A couple of years ago I felt small.
Brance and I had moved our little family from a rural part of the country (where I had grown up and lived my entire life) to the happening northeast city of Boston.
It took a good year for me to feel completely acclimated to my new environment. By which I mean, not feeling like I was taking my life in my hands every time I drove my car. And public transportation and I are now dear friends, but it wasn’t always so.
All the while, we had a new baby and preschooler I was trying to teach. Brance’s dad had recently passed away. We had left family and friends far behind. And Boston winters! I was not prepared for the depression that would set in from months of being cooped up (thank goodness I have since discovered the “miracle” of vitamin D and walks!).
But I think the hardest thing of all was the betrayal that we experienced again and again by people who claimed to be Christian. Many who were leaders, pastors even, in the Church. It was awful.
The thing that tipped the scale, though, was when a relationship I had poured myself into turned sour. I had given so much of my time and resources and care to this person and one day she just walked away. Bolted, really.
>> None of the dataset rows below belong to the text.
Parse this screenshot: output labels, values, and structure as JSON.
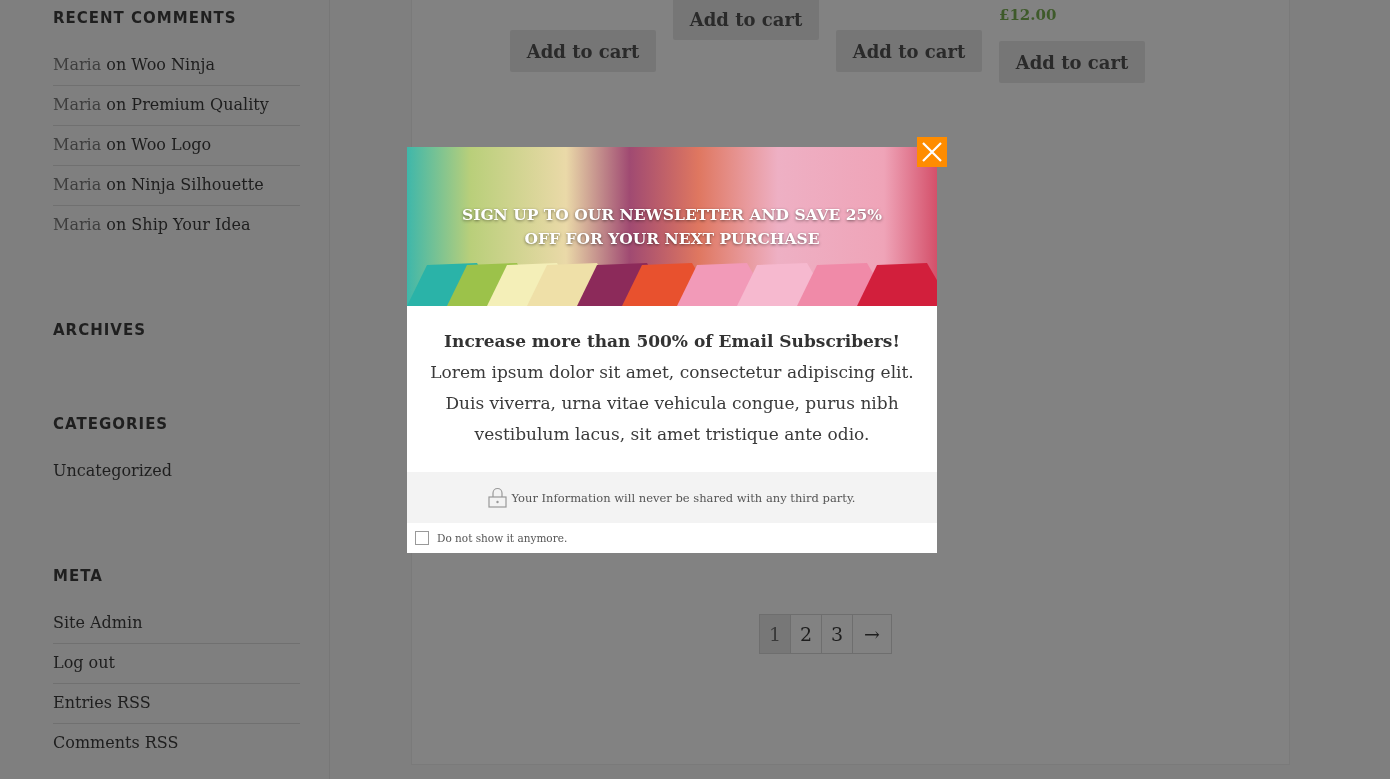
{
  "sidebar": {
    "widgets": [
      {
        "title": "RECENT COMMENTS",
        "items": [
          {
            "author": "Maria",
            "joiner": "on",
            "link": "Woo Ninja"
          },
          {
            "author": "Maria",
            "joiner": "on",
            "link": "Premium Quality"
          },
          {
            "author": "Maria",
            "joiner": "on",
            "link": "Woo Logo"
          },
          {
            "author": "Maria",
            "joiner": "on",
            "link": "Ninja Silhouette"
          },
          {
            "author": "Maria",
            "joiner": "on",
            "link": "Ship Your Idea"
          }
        ]
      },
      {
        "title": "ARCHIVES"
      },
      {
        "title": "CATEGORIES",
        "items": [
          {
            "link": "Uncategorized"
          }
        ]
      },
      {
        "title": "META",
        "items": [
          {
            "link": "Site Admin"
          },
          {
            "link": "Log out"
          },
          {
            "link": "Entries RSS"
          },
          {
            "link": "Comments RSS"
          }
        ]
      }
    ]
  },
  "products": [
    {
      "button": "Add to cart"
    },
    {
      "button": "Add to cart"
    },
    {
      "button": "Add to cart"
    },
    {
      "price": "£12.00",
      "button": "Add to cart"
    }
  ],
  "pagination": [
    {
      "label": "1",
      "selected": true
    },
    {
      "label": "2",
      "selected": false
    },
    {
      "label": "3",
      "selected": false
    },
    {
      "label": "→",
      "selected": false
    }
  ],
  "popup": {
    "headline": "SIGN UP TO OUR NEWSLETTER AND SAVE 25% OFF FOR YOUR NEXT PURCHASE",
    "body": "**Increase more than 500% of Email Subscribers!** Lorem ipsum dolor sit amet, consectetur adipiscing elit. Duis viverra, urna vitae vehicula congue, purus nibh vestibulum lacus, sit amet tristique ante odio.",
    "privacy": "Your Information will never be shared with any third party.",
    "dont_show": {
      "label": "Do not show it anymore.",
      "checked": false
    }
  }
}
Looking back, now, I can see that it was one of those situations that had been building for some time. There was an indifference that I had been feeling from the other person for a while.
The whole thing culminated one evening when I had been thoughtlessly excluded again and I could no longer hide the hurt as the tears slid down my face. I quietly exited the room attempting to not make a scene.
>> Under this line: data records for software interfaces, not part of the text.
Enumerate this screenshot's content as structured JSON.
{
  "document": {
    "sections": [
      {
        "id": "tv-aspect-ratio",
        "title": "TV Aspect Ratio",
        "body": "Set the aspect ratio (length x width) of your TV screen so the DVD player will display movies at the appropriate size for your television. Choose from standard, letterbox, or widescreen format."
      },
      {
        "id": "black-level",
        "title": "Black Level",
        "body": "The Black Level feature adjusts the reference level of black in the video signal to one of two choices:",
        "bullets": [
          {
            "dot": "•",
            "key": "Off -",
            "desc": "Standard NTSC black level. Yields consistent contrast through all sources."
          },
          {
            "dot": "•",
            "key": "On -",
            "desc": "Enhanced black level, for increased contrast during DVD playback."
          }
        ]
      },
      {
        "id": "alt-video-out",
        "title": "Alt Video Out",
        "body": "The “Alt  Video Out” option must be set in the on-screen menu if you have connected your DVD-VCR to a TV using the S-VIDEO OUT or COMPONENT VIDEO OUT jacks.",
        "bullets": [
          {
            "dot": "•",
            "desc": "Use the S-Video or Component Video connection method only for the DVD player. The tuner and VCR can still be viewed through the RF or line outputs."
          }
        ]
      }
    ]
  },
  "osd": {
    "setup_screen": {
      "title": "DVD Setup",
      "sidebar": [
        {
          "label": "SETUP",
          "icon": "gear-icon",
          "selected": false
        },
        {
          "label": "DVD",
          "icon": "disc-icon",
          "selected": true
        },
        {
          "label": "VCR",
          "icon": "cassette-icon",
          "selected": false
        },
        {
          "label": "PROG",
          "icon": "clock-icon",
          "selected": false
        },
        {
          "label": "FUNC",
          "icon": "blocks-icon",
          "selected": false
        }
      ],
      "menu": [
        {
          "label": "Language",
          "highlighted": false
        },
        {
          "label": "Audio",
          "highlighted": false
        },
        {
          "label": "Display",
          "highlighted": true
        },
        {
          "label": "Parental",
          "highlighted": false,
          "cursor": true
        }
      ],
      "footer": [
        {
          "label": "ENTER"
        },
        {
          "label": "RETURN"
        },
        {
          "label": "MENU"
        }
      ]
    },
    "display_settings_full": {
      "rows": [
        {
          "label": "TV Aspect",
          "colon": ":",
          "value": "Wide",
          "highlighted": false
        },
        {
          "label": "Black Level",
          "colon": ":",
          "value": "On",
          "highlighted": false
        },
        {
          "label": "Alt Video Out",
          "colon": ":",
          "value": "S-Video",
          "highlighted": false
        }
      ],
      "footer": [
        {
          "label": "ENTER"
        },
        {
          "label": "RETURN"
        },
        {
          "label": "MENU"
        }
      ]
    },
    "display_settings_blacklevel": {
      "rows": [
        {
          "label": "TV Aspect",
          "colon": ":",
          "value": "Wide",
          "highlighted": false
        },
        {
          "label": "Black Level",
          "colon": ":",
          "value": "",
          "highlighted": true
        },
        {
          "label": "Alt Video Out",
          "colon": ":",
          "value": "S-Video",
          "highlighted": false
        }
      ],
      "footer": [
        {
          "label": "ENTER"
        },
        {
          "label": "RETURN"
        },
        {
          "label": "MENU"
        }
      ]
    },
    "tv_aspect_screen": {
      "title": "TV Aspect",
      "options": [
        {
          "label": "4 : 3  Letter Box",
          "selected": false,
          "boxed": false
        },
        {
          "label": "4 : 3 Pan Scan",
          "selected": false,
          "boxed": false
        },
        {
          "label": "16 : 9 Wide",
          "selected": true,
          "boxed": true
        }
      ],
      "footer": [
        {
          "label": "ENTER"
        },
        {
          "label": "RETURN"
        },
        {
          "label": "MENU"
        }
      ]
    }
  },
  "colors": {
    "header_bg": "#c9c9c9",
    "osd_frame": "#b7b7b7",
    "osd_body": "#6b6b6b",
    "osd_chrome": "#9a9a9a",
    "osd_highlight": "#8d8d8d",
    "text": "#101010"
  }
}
Instead of being met with sympathy and concern, coldness and distance were the response I received. I tried to talk with the person and work things out. She wasn’t interested. It was obvious that she had been done emotionally with the relationship for some time.
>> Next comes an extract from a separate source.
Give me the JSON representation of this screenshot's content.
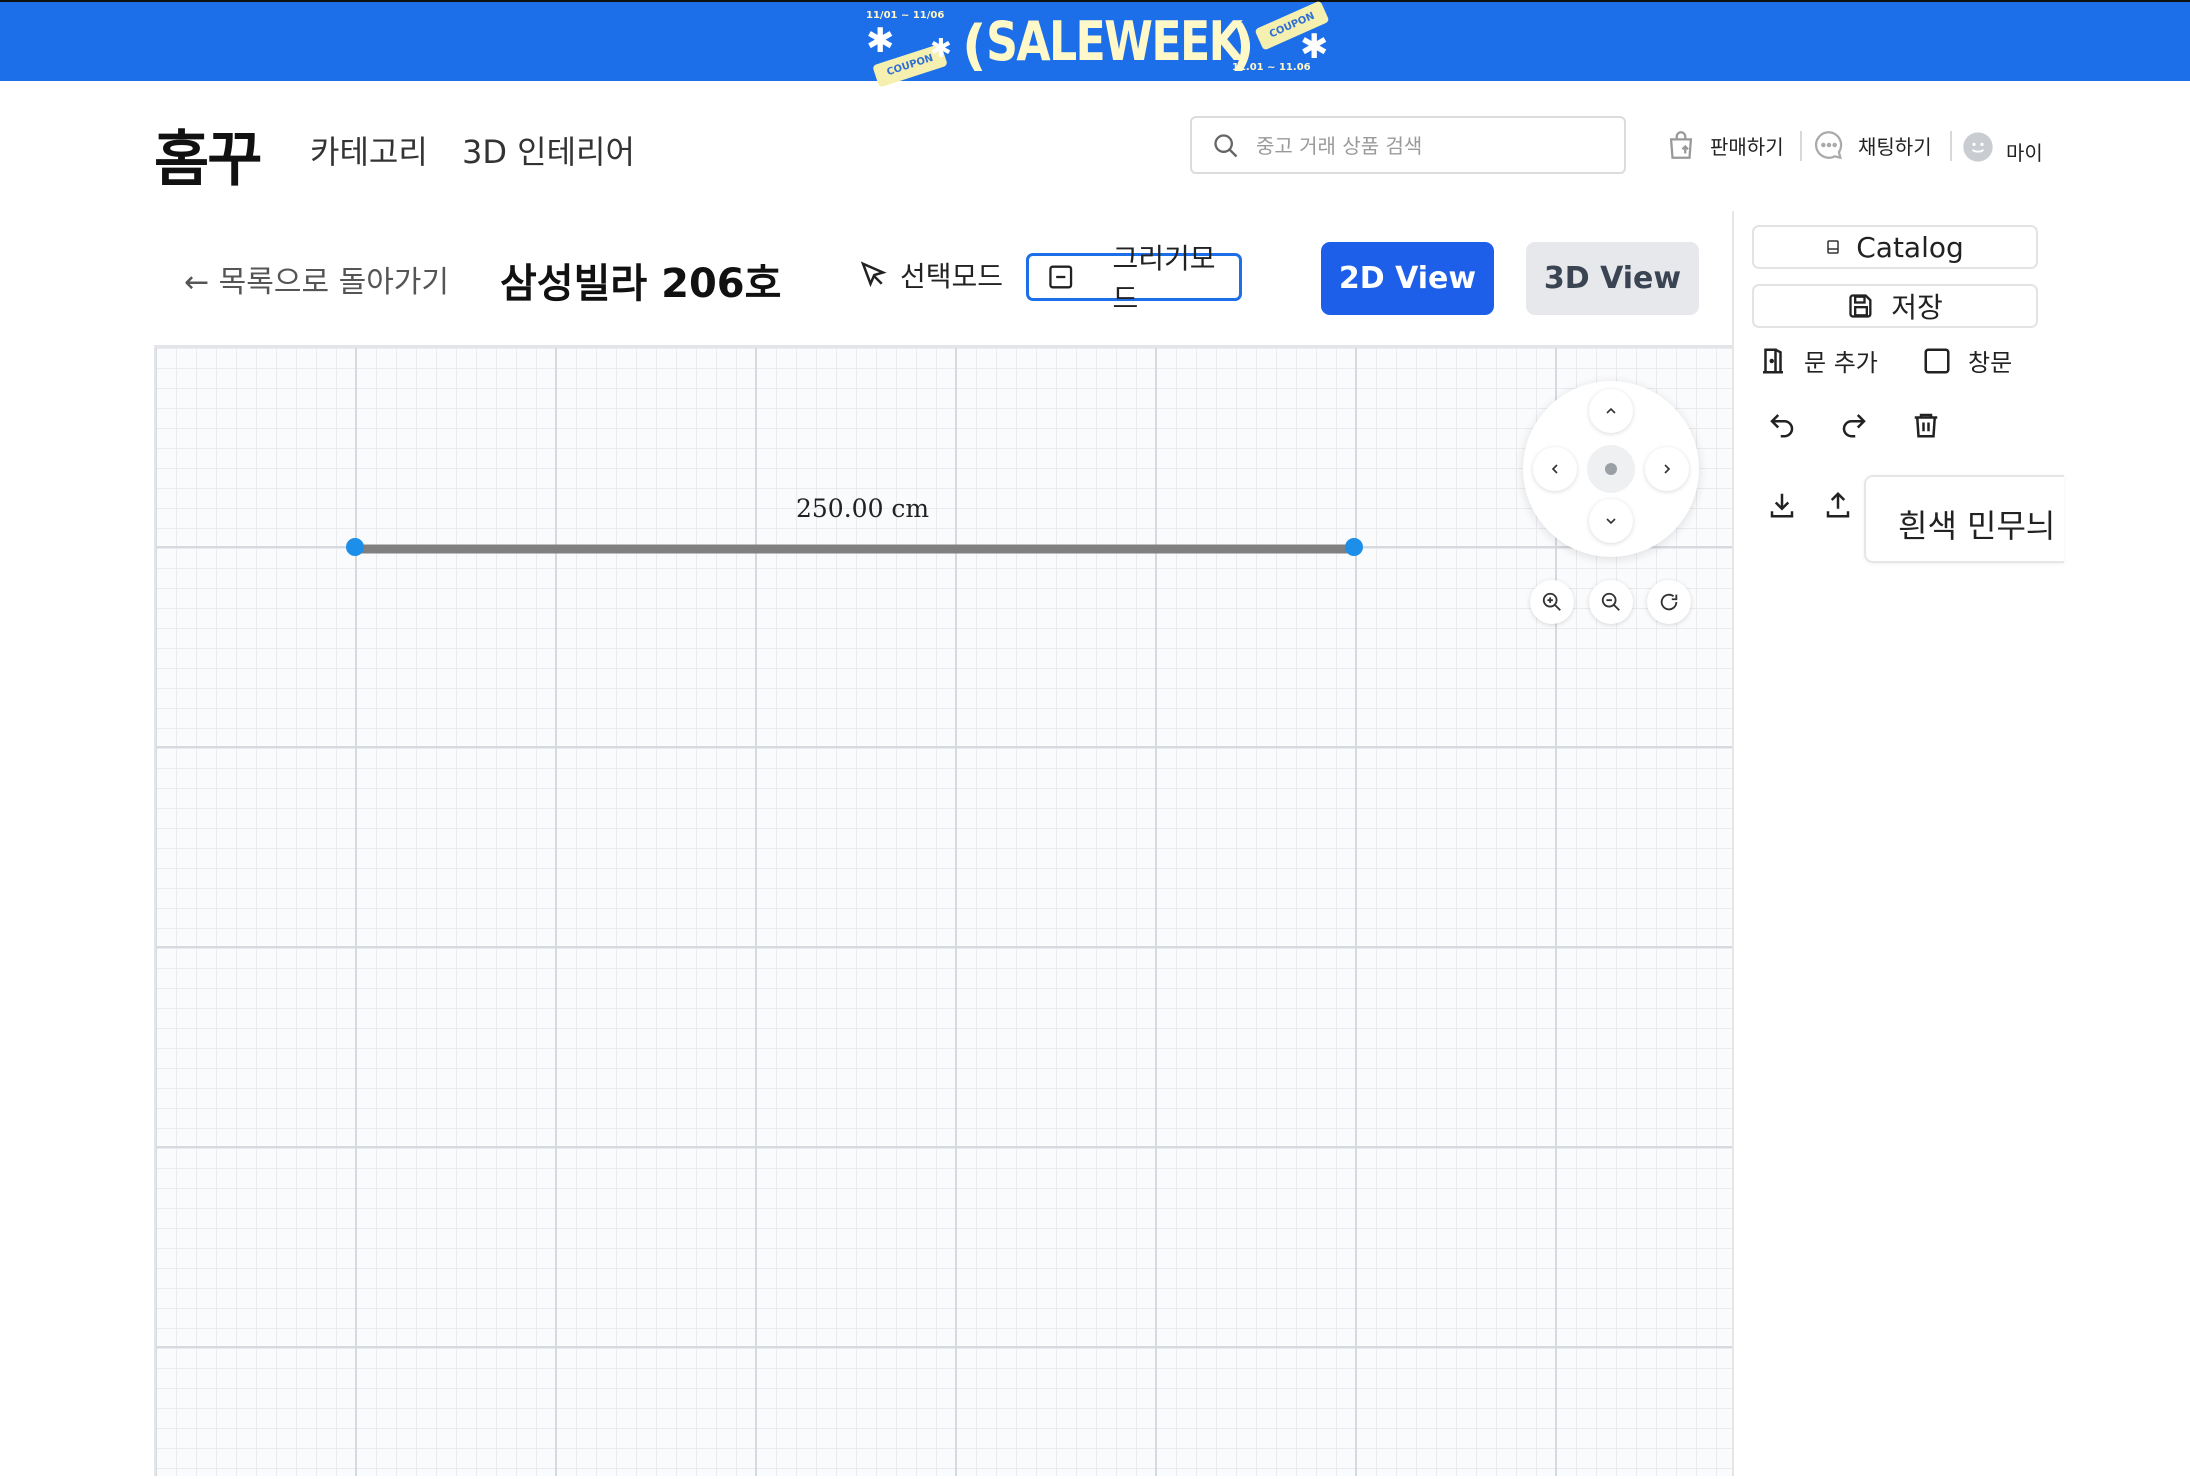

I think with everything else that had been weighing on me, and the difficulty I faced making friends because of our job/church/schooling situation, I took the severing of this relationship especially hard.
I began to wonder what was wrong with me. I questioned my worth. I felt very small.
Maybe you’ve experienced something similar.
As painful as this experience was, an amazing thing transpired through it that I wouldn’t trade for the world. I read something during this time that opened my eyes and transformed my life. And…
I began to finally see that my worth/value did not, and could not, come from another person, including a friend, my husband and children, or even myself.
I had value because I was lovingly created in the image of God. That, and that alone, was the source of my worth. And a worth that comes from God can’t ever be stripped away, regardless of how poorly we are treated by others or how often we are rejected. There is deep comfort here.
Ahhh. When I finally saw and embraced this truth with all of my heart, things turned around for me. I finally began to heal. I finally felt brave enough to pursue new friendships. I finally saw myself as worthy of receiving the love and respect I attempted to give others.
And I finally no longer felt small.